Records shown
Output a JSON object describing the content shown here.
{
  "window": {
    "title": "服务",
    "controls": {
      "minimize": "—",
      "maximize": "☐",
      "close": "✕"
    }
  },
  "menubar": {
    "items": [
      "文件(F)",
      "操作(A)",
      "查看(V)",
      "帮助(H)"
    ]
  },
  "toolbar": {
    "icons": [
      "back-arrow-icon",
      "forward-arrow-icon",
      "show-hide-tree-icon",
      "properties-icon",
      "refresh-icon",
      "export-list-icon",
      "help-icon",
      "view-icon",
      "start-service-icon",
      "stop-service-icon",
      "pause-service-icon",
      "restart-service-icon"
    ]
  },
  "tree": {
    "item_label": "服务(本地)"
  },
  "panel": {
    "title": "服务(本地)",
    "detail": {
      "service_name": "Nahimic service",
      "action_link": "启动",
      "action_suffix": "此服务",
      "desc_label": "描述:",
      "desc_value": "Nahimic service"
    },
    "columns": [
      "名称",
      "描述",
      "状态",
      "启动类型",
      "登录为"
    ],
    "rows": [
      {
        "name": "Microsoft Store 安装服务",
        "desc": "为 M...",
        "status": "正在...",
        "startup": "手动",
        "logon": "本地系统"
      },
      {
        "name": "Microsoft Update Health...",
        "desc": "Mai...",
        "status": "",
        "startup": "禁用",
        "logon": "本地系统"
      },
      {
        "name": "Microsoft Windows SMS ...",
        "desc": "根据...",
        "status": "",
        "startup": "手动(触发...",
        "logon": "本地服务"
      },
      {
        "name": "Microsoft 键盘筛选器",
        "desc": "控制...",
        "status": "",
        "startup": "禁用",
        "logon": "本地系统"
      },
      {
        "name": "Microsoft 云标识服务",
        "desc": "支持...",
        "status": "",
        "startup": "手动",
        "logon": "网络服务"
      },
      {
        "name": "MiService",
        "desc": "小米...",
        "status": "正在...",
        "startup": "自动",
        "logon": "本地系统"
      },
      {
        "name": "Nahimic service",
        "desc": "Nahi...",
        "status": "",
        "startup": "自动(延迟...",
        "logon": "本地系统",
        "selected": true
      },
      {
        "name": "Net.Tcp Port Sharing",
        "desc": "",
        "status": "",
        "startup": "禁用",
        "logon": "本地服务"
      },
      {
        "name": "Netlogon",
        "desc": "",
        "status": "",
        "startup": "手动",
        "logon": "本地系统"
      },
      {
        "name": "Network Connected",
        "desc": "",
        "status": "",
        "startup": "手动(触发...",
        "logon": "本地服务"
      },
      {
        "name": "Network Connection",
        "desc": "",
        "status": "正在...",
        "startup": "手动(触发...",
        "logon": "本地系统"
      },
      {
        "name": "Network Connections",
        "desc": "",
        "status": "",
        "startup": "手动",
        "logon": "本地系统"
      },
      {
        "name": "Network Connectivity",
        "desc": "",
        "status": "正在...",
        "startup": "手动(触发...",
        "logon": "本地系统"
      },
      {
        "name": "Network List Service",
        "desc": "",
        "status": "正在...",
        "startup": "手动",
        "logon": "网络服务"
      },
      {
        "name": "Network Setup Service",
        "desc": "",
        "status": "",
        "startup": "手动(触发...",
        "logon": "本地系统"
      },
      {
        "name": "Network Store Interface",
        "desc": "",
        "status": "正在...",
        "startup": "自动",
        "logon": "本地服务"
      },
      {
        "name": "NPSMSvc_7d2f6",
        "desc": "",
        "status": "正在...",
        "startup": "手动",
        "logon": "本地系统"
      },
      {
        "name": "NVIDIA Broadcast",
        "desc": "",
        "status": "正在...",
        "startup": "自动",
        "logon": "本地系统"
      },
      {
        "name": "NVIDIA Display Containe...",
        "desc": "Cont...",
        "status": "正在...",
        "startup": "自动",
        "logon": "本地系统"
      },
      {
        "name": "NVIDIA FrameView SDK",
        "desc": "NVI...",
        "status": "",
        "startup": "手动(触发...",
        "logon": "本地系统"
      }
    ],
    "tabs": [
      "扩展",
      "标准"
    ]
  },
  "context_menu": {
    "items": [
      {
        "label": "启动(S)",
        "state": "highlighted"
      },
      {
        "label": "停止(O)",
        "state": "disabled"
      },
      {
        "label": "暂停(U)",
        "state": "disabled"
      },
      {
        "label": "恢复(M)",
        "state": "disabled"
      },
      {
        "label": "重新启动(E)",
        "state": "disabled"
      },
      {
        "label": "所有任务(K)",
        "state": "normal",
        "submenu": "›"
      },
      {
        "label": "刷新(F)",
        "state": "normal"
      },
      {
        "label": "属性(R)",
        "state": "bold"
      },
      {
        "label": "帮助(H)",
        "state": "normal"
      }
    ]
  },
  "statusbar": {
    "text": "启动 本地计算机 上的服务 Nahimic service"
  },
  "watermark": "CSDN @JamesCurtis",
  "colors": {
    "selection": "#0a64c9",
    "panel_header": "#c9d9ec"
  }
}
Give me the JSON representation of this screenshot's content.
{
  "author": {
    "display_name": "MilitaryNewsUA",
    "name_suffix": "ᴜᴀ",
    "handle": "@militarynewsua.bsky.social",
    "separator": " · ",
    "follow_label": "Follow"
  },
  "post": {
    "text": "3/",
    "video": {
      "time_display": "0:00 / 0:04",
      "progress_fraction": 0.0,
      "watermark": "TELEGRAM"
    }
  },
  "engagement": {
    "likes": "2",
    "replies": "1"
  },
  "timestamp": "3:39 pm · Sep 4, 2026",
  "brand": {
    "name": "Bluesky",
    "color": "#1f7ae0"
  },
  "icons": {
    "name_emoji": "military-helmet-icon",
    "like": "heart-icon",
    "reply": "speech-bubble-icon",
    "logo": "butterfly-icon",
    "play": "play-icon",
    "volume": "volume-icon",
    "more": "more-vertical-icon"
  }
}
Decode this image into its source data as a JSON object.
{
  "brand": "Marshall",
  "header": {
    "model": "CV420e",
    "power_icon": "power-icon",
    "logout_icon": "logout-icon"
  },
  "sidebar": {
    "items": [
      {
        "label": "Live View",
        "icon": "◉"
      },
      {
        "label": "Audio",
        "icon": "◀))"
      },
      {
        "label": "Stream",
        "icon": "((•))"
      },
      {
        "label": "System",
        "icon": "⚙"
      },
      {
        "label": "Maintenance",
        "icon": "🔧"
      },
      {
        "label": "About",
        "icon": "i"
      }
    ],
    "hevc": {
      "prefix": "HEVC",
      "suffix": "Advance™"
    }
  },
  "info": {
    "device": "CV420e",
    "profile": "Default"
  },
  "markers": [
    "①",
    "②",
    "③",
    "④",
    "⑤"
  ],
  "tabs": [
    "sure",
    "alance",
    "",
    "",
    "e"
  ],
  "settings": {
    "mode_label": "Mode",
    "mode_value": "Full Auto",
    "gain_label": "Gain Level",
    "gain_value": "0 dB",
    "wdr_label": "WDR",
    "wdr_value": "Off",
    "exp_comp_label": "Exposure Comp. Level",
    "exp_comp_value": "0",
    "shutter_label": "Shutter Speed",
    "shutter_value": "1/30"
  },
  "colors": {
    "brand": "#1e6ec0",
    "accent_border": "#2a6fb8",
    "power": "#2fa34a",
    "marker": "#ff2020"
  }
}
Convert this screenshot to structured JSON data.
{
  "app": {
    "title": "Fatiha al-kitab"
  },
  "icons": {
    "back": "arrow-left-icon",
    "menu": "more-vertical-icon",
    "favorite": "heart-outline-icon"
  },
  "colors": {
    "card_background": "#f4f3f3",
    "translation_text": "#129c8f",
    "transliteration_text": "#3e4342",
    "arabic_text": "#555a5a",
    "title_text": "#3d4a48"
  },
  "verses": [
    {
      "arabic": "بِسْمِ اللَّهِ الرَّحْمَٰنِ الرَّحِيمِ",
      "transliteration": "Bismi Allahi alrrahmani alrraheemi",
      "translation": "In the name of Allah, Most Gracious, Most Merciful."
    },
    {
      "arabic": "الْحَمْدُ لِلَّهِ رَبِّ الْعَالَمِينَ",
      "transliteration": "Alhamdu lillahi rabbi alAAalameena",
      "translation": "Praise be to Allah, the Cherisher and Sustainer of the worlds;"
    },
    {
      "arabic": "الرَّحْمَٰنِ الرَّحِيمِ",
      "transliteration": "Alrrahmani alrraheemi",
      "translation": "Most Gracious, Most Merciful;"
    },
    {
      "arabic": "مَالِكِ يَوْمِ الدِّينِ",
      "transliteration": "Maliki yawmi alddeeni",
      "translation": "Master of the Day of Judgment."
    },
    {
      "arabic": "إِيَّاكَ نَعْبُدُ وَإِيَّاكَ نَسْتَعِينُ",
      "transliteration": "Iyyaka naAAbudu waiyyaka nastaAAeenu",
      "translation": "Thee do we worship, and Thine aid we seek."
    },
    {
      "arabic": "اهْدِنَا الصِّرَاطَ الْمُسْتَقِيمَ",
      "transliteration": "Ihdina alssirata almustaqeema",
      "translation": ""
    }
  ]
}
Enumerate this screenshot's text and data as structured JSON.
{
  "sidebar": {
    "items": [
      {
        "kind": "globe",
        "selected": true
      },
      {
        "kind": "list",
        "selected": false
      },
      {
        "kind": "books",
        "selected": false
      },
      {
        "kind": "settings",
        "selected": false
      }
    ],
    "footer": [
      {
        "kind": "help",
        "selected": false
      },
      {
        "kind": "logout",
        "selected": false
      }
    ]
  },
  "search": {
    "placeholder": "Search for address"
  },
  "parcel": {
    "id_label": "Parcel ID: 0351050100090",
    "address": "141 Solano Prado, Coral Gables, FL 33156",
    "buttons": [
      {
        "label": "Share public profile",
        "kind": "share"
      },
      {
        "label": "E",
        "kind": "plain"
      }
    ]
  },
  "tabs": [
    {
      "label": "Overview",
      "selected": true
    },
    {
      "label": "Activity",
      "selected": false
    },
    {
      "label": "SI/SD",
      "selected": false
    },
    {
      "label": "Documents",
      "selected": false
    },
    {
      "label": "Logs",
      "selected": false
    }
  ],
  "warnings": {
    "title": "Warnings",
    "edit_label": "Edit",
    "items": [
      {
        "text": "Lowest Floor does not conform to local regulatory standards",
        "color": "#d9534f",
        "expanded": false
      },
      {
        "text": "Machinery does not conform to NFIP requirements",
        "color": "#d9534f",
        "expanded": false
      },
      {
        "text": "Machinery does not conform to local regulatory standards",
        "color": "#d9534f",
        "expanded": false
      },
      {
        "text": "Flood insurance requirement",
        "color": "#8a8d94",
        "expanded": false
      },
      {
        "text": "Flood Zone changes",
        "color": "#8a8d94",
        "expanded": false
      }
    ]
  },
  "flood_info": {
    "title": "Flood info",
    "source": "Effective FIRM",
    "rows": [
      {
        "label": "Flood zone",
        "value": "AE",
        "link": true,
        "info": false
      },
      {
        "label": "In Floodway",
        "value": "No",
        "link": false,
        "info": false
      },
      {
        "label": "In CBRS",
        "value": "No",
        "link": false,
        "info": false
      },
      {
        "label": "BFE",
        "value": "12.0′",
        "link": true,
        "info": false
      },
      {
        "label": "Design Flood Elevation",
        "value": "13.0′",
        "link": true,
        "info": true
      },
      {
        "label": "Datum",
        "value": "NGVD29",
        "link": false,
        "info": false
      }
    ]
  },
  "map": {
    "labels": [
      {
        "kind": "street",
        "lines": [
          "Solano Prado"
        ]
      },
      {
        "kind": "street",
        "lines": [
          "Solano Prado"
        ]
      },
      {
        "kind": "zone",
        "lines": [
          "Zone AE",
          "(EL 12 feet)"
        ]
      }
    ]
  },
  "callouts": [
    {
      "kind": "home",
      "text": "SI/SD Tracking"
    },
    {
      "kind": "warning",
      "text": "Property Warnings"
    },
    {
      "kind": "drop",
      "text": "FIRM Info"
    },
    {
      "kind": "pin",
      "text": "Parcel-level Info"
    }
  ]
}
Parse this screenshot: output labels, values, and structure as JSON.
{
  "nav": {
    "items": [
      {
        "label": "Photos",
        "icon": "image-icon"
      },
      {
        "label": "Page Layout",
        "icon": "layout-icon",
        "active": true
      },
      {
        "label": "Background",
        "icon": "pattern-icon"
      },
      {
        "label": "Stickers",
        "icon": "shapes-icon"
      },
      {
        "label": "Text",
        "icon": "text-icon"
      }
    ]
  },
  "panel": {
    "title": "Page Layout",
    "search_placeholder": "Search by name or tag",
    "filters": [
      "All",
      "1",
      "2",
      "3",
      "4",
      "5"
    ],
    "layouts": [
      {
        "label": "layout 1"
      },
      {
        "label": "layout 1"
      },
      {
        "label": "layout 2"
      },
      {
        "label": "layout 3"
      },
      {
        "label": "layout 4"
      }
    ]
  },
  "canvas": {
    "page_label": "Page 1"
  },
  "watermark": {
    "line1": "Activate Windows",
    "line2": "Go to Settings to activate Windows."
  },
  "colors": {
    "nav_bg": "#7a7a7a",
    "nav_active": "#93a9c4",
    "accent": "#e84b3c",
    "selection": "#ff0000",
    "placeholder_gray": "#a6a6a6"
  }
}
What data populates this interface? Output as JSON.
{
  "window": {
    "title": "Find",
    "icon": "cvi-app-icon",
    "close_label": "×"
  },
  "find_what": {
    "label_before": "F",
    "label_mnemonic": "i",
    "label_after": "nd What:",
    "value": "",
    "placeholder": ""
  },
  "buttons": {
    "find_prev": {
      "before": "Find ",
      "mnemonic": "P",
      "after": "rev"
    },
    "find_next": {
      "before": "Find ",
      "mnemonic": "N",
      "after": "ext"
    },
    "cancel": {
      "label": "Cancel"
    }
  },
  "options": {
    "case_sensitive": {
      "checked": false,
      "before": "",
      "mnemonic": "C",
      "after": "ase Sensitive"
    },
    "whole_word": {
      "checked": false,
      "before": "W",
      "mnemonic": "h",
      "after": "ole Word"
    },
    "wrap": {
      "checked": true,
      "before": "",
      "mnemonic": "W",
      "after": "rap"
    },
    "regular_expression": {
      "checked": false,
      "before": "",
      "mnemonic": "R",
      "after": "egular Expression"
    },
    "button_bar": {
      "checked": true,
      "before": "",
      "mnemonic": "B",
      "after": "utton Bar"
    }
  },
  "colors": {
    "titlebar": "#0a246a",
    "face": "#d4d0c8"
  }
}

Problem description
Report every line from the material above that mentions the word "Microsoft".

Result
        "name": "Microsoft Store 安装服务",
        "name": "Microsoft Update Health...",
        "name": "Microsoft Windows SMS ...",
        "name": "Microsoft 键盘筛选器",
        "name": "Microsoft 云标识服务",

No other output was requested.